7. An often overlooked form of insurance is homeowner’s or rental insurance.

Not only must you have the insurance policy, but you also need to have receipts and photos of your possessions to receive your full payout in the event of a disaster or theft. Many people overlook this aspect of coverage, but it’s no joke.

8. Understanding your insurance policies is a major part of being prepared.

If you don’t know what your policy covers, you won’t know when it makes sense to file a claim. This Investopedia article is a great resource if you need help decoding your current policies.

Some events, no matter how much you plan, will still be a major blow. The loss of a job, the diagnosis of a serious disease, or the loss of a home would be a major negative shock in anyone’s life, but proper planning ahead will make the difficult news easier to bear.

Having a general idea of what to do in these situations will make getting through them a lot smoother. Emergency preparedness is a way of hoping for the best in even the worst of situations. With the appropriate plans in place, even the worst situations won’t stop you in your tracks since you’ll already have a plan in place.

How do you plan for the worst?

About the Author

Natalee Desotell

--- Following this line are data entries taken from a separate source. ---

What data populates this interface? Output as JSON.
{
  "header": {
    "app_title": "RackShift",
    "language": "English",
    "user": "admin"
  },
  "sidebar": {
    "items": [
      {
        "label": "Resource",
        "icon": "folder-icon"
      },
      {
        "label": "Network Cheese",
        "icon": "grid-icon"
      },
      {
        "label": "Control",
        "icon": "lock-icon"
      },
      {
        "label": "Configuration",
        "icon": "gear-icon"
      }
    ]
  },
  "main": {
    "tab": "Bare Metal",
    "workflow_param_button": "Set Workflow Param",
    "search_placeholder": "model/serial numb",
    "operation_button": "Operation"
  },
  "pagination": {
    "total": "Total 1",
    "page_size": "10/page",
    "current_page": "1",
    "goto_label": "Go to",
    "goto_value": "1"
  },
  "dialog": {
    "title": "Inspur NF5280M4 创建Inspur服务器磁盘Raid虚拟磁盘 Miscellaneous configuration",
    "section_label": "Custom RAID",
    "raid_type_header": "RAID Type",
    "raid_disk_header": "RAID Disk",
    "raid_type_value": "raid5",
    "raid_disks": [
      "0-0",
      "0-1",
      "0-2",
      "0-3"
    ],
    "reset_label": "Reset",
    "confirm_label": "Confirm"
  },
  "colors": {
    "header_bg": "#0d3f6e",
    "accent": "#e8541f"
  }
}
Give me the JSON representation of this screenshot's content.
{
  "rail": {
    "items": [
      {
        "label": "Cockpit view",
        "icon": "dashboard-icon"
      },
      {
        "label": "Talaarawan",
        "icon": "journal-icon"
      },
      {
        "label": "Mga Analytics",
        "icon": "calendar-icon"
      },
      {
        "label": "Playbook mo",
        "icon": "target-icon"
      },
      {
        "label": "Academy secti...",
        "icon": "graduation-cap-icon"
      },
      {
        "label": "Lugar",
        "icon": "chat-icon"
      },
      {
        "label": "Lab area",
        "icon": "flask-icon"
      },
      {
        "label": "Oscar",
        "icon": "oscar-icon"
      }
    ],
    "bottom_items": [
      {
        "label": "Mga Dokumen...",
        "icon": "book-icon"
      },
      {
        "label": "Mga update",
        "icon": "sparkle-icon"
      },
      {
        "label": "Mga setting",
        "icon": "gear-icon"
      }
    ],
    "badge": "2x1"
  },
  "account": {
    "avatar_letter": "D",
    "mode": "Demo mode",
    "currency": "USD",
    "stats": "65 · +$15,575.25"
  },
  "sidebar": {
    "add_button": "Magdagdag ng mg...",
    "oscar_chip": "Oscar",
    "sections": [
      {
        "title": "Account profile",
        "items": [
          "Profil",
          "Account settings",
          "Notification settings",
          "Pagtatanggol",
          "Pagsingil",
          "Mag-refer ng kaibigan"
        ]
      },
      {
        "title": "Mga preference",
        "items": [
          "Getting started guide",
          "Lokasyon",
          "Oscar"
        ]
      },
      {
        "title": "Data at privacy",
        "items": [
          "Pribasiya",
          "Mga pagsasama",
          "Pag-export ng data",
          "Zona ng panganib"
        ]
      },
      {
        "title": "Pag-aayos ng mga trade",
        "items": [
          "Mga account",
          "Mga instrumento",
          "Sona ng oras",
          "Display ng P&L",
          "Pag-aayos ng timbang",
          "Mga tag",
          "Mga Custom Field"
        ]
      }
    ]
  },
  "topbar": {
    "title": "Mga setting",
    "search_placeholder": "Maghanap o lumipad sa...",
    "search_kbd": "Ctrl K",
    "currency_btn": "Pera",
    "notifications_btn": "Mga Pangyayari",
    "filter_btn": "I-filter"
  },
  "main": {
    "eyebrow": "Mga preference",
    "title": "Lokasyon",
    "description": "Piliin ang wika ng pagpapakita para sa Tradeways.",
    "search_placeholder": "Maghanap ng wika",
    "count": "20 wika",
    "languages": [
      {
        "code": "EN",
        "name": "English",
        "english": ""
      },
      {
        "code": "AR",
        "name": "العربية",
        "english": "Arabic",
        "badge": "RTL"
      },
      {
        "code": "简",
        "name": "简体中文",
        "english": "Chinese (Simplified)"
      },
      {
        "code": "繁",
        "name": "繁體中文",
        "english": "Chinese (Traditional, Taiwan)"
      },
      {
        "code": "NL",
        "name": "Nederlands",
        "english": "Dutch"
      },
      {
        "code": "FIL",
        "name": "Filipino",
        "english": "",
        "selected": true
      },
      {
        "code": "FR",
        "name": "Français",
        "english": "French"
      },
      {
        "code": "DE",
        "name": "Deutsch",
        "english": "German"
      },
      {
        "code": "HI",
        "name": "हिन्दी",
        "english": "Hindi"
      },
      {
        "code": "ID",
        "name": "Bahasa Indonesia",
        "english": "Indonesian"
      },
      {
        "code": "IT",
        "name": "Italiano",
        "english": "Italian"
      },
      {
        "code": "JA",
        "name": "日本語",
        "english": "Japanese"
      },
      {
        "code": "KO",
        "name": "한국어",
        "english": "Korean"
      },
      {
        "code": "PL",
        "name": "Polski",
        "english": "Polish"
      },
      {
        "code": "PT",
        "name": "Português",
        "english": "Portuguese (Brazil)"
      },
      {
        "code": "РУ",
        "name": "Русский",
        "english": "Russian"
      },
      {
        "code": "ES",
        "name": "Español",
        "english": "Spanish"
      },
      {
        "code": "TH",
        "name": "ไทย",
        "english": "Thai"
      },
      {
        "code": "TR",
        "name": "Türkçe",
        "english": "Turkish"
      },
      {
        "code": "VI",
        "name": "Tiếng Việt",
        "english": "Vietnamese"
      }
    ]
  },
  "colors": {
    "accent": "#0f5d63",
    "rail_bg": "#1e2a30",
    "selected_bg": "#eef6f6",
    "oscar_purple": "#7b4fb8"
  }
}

Natalee graduated from the University of Wisconsin-Madison in 2013 with a triple major in Political Science, International Politics & Economics, Languages & Cultures of Asia, and a minor in Global Public Health. After a couple years in the working world, she recently returned to her alma mater to study Cartography and Geographical Information Systems. A self-proclaimed public health nerd, her dream job is to communicate epidemiological information visually through beautiful interactive maps and graphics. She enjoys iced black coffee, punk rock music, and surprising people.